    But I hope there are more books after Fire, I really liked her story world.

  13. jenny on 13 June 2010, 23:42 said:

    i have 2 write a book report, and i chose to write abt graceling. so far, i know this-
    In this world people, either at birth or later in life can develop a Grace – a skill at which they are exceptional. Men and women, girls and boys show this development by suddenly having their eyes change to different colours and then showing an aptitude for cooking or swimming or breaking in animals. Or, in the case of our lead character here, killing.
    Katsa became an assassin at the age of eight. Employed (or perhaps indentured) by her uncle, King Randa of the Middluns, her responsibility now, as a teenager, is to remove difficulties (or at least make negotiations easier) for her uncle. Her life is filled with annoying diametric opposites: she is pampered yet reviled, essential yet feared in her life at court. The Graced are, especially at court, seen as a lower order of society. Essential yet often ignored, their position creates for Katsa a very lonely life. Katsa despises her Grace and is afraid of her own skills, full of self-loathing and anger.
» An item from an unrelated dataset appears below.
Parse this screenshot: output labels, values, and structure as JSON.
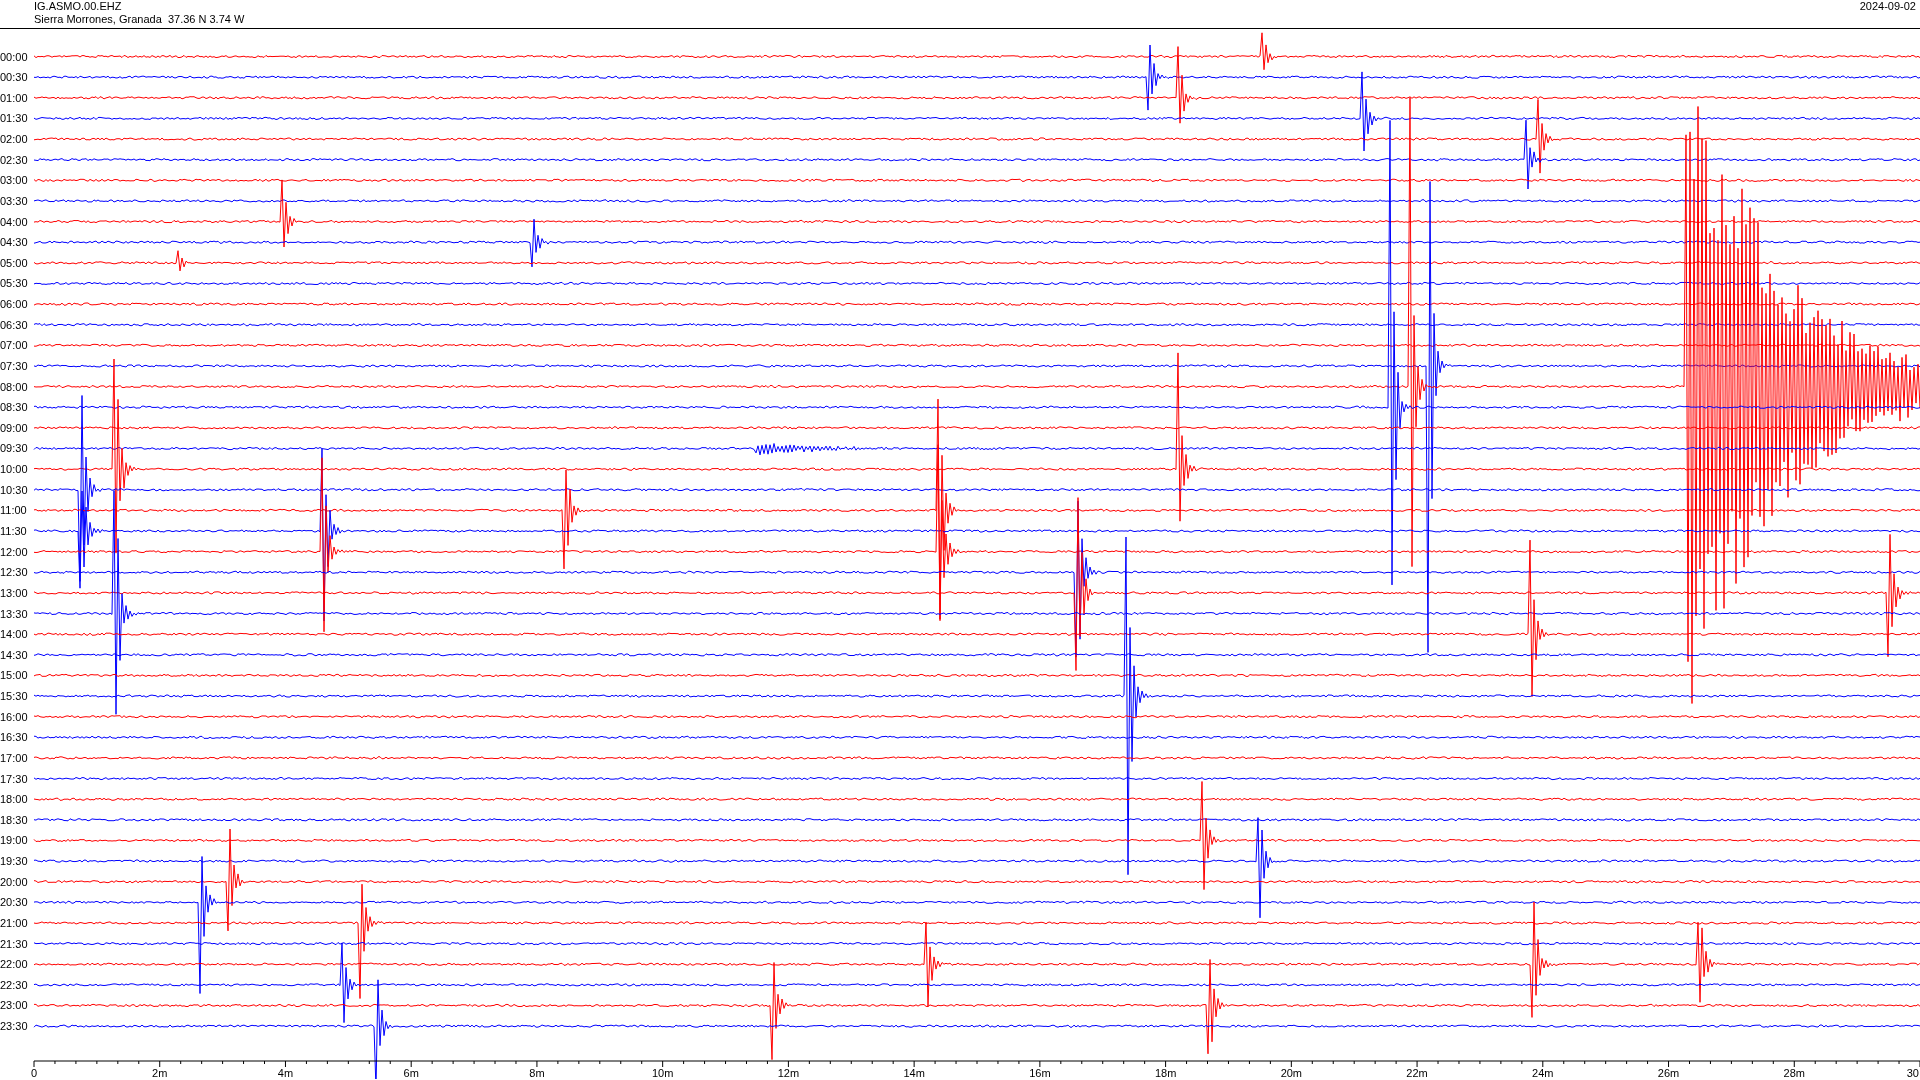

    then arrives our hero, Prince Greening Grandemalion, otherwise known as Po. Prince from another realm (albeit a lowly one in a crowded monarchic hierarchy), he is on a mission – to keep hidden his recently kidnapped (but rescued by Katsa on Randa’s orders) grandfather, Prince Tealiff, and discover who kidnapped him and for what reason.  On the way he coincidentally steals Katsa’s heart and together they go to resolve the main plot – saving Princess Bitterblue – from her evil father King Leck and creating world peace and harmony.